When septuagenarian Harry Bateman Blair — or “Bate” as everyone calls him — took power walks at Dadeland Mall and ran marathons he looked the picture of health.
After all, Bate completed his 75th marathon [26.2 miles] at age 75, and topped that feat the following year when he finished his 76th marathon at 76. And having participated in marathons in 38 states, he was on pace to hit his goal of running the long-distance race in all 50 states.
So he was as shocked as anyone when he got the diagnosis: prostate cancer. The aggressive kind.
“I had no symptoms whatsoever,” Bate recalls. “But my cardiologist was concerned after doing some routine blood work. My PSA level (prostate-specific antigen) was elevated and she recommended that I get my prostate checked.”
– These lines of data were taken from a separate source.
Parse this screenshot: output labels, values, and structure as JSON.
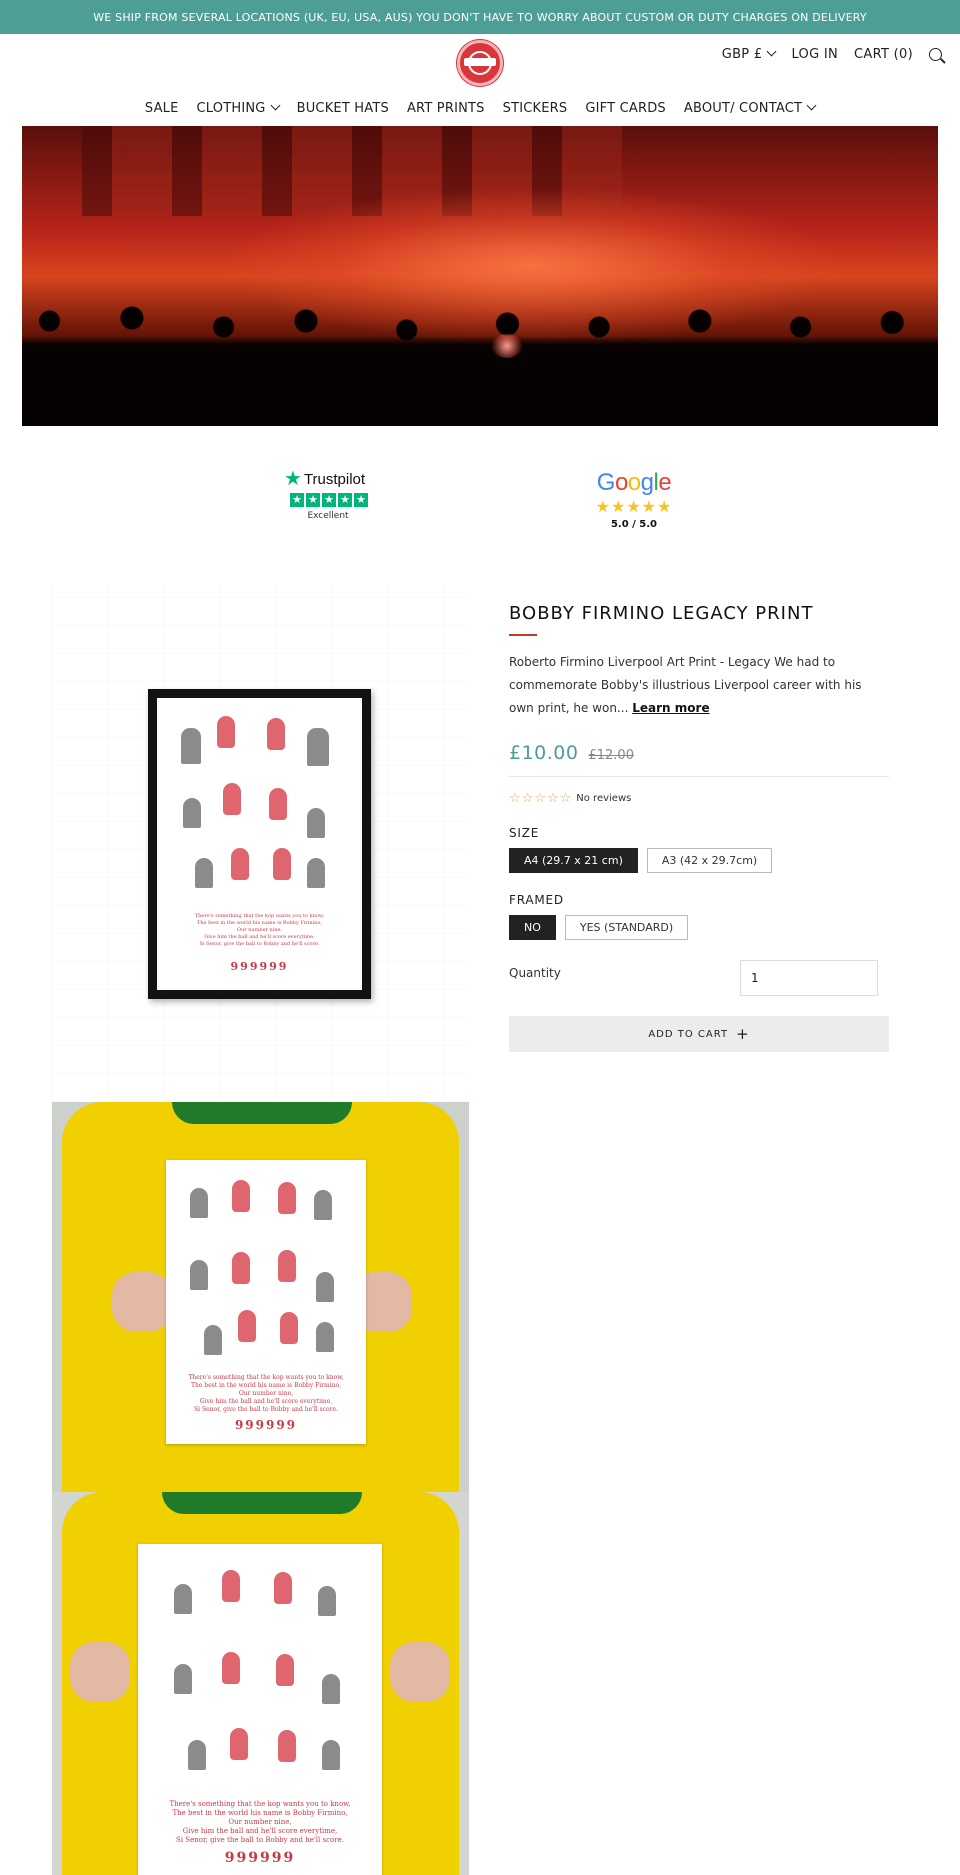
{
  "announcement": "WE SHIP FROM SEVERAL LOCATIONS (UK, EU, USA, AUS) YOU DON'T HAVE TO WORRY ABOUT CUSTOM OR DUTY CHARGES ON DELIVERY",
  "header": {
    "currency": "GBP £",
    "login": "LOG IN",
    "cart": "CART (0)"
  },
  "nav": {
    "items": [
      {
        "label": "SALE",
        "dropdown": false
      },
      {
        "label": "CLOTHING",
        "dropdown": true
      },
      {
        "label": "BUCKET HATS",
        "dropdown": false
      },
      {
        "label": "ART PRINTS",
        "dropdown": false
      },
      {
        "label": "STICKERS",
        "dropdown": false
      },
      {
        "label": "GIFT CARDS",
        "dropdown": false
      },
      {
        "label": "ABOUT/ CONTACT",
        "dropdown": true
      }
    ]
  },
  "badges": {
    "trustpilot": {
      "name": "Trustpilot",
      "rating_text": "Excellent",
      "stars": 5
    },
    "google": {
      "name": "Google",
      "score": "5.0 / 5.0",
      "stars": 5
    }
  },
  "gallery": {
    "poster_number": "999999",
    "poster_lines": [
      "There's something that the kop wants you to know,",
      "The best in the world his name is Bobby Firmino,",
      "Our number nine,",
      "Give him the ball and he'll score everytime,",
      "Si Senor, give the ball to Bobby and he'll score."
    ]
  },
  "product": {
    "title": "BOBBY FIRMINO LEGACY PRINT",
    "description": "Roberto Firmino Liverpool Art Print - Legacy We had to commemorate Bobby's illustrious Liverpool career with his own print, he won...",
    "learn_more": "Learn more",
    "price": "£10.00",
    "compare_price": "£12.00",
    "reviews_text": "No reviews",
    "size_label": "SIZE",
    "size_options": [
      "A4 (29.7 x 21 cm)",
      "A3 (42 x 29.7cm)"
    ],
    "size_selected": 0,
    "framed_label": "FRAMED",
    "framed_options": [
      "NO",
      "YES (STANDARD)"
    ],
    "framed_selected": 0,
    "quantity_label": "Quantity",
    "quantity_value": "1",
    "add_to_cart": "ADD TO CART"
  },
  "colors": {
    "accent": "#4d9f95",
    "brand_red": "#d8353c"
  }
}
After a trip to the urologist and an MRI, he was referred to the offices of Dipen Parekh, MD, urologist, chairman and professor of the Department of Urology at the University of Miami Miller School of Medicine (UMMSOM), where Bate underwent a biopsy. “The biopsy showed I had a Gleason score of 10 in one spot and 9 in another,” he recalled. “This is not the way I wanted to be a 10!”
The Gleason score reflects biopsy results based on a grading system scale that starts at 6 for a low-grade prostate cancer and goes up to 10, for high-grade forms of the disease.
Dr. Parekh offered Bate the traditional options for addressing his condition – radical prostate surgery or radiation. Typically aggressive prostate cancers are not amenable to focal treatment with a non-invasive procedure called High-Intensity Focused Ultrasound (HIFU). However Bate’s cancer was localized to one specific area based on biopsy and imaging. Moreover an existing clinical trial offered within the Urology Department at the UMMSOM made it possible for Bate to be offered the HIFU procedure.
With HIFU, urologists direct concentrated ultrasound waves to attack the diseased area of the prostate tissue to stop its progress – similar to how a magnifying glass can be used to focus rays of sunlight to burn a leaf. During the outpatient procedure doctors are able to avoid damaging the healthy surrounding tissue and nerve bundles that control sexual function and urinary continence, preserving quality of life, and making it a preferable option for eligible patients.
Bate was eligible for the procedure since his cancer was localized, that is, it had not spread beyond the boundaries of the prostate gland. “I had an aggressive cancer and they caught it in time,” Bate said. “If I hadn’t had the PSA test, it might have gotten worse and spread. I am very fortunate and I thank my cardiologist for saving my life.”
“I picked HIFU because it’s less invasive and I was in and out in one day,” he added. “And if it fails I could still do the other procedures. But if I had radiation or a prostatectomy, I couldn’t do them again.”
The day after his HIFU procedure, Bate went to a fundraising luncheon. “And I’m continuing my marathons,” he said. “I had the surgery in March of 2017 and did three marathons after that!” Dr Parekh cautions however that despite doing very well in the short term, Bate needs a close follow up as mandated by the clinical trial he enrolled into.
Bate turned 77 on December 22, 2017, and his marathon total is now up to 78.
Besides pursuing his goal to complete marathons in each U.S. state, Bate is also on a quest to see every national park in the country. Already he’s been to 340 out of 417 sites in the national park system including monuments, seashores, lakeshores, battlefields, and historic places.
Bate combines his visits to the parks with long-distance running events around the country and his oldest daughter, Kathy participates in the marathons with him. Bate’s wife of 56 years, Sue comes to all of the races and cheers as they cross the finish line. Their youngest daughter, Penelope often comes to the marathons to help cheer too. Together, Bate and his wife reared their two daughters and one son in the same house where they have lived since first moving to SW 46th Street in Miami 47 years ago — and now the couple also welcome their four grandchildren to the family home.
When he goes to other states for marathons and park visits, Bate still calls on old and new potential customers who purchase automatic gates and gangways from the company he started in 2007 — Bate’s Gates. His original company, Engineered Equipment, switched from selling materials handling equipment to automatic gates after facing a major setback when the big freeze of 1977 drove him out of the material handling industry because his biggest customers were citrus fruit packing companies.
Clearly, Bate was able to overcome that business setback with the same drive he brings to meeting his health challenges today. And as he continues training for more marathon runs in the future, it looks like there’s no stopping him.